George Umemoto, Hirokazu Furuya, Yoshio Tsuboi, Shinsuke Fujioka, Hajime Arahata, Miwa Sugahara, Akihiro Watanabe and Mitsuaki Sakai

Objective: This study aimed to examine the relationship between dysphagia and activities of daily living (ADL) in patients with multiple system atrophy (MSA), and to characterize dysphagia in patients with the cerebellar (MSA-C) and parkinsonian(MSA-P) types.

Methods: Sixty-one MSA patients (25 males, 36 females; 40 MSA-C, 21 MSA-P; mean age, 66.3 ± 11.0) were recruited. ADL was assessed on the Barthel index. They underwent tongue pressure measurements and videofluoroscopy (VF) by swallowing barium gelatin jelly. We measured the range of tongue root and mandibular movements during oropharyngeal transit time and used the functional dysphagia scale to rate the oral and pharyngeal stages with the VF images.

Results: Significant correlations were found between the ADL and the dysphagia scores (R=−0.654, p<0.001), the ADL score and the tongue pressure (R=0.600, p<0.001), and the dysphagia scores and the tongue pressure (R= −0.679, p<0.001), in the 61 patients. In addition, the oropharyngeal transit time and the tongue pressure in the MSA-C group (R=−0.457, p=0.005), the tongue root and mandibular movements and the tongue pressure in the MSA-P group (R=0.458, p=0.040; R=0.538, p=0.016; respectively) were significantly correlated. Furthermore, the MSA-P group showed a significantly longer oropharyngeal transit time than the MSA-C group (p=0.049).

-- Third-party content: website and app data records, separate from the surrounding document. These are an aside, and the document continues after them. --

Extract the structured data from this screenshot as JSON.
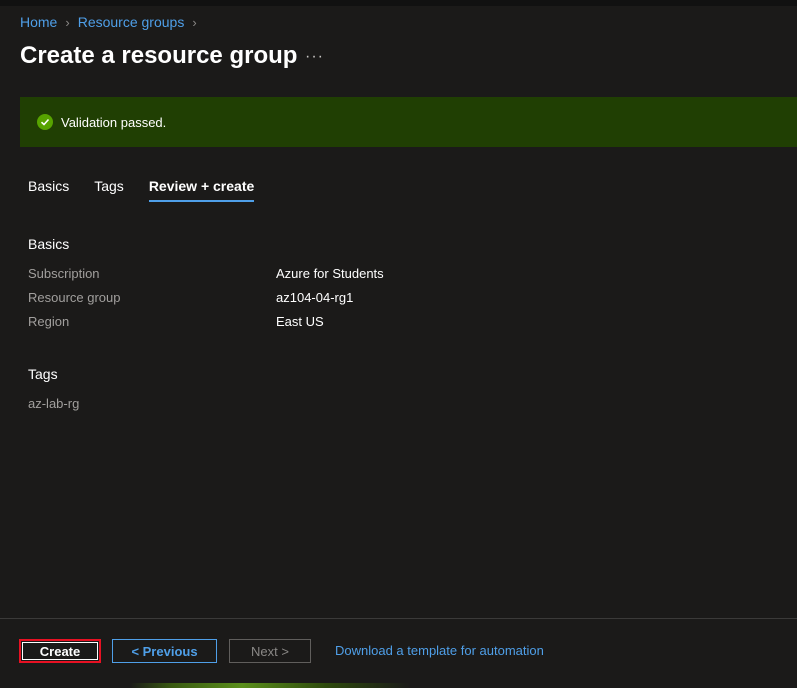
{
  "breadcrumb": {
    "home": "Home",
    "resource_groups": "Resource groups"
  },
  "page": {
    "title": "Create a resource group",
    "more": "···"
  },
  "banner": {
    "text": "Validation passed."
  },
  "tabs": [
    {
      "label": "Basics"
    },
    {
      "label": "Tags"
    },
    {
      "label": "Review + create",
      "active": true
    }
  ],
  "basics": {
    "title": "Basics",
    "rows": [
      {
        "key": "Subscription",
        "value": "Azure for Students"
      },
      {
        "key": "Resource group",
        "value": "az104-04-rg1"
      },
      {
        "key": "Region",
        "value": "East US"
      }
    ]
  },
  "tags": {
    "title": "Tags",
    "value": "az-lab-rg"
  },
  "footer": {
    "create": "Create",
    "previous": "< Previous",
    "next": "Next >",
    "download": "Download a template for automation"
  },
  "colors": {
    "accent": "#4f9fe8",
    "success_bg": "#203f03",
    "success_icon": "#57a300",
    "focus_border": "#e81123"
  }
}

Conclusion: These results suggest a correlation between the degree of dysphagia and deterioration in ADL in MSA patients. MSA-P patients tended to experience problems with propelling a bolus through the oropharynx, whereas MSA-C patients incompletely form a bolus in the oral phase.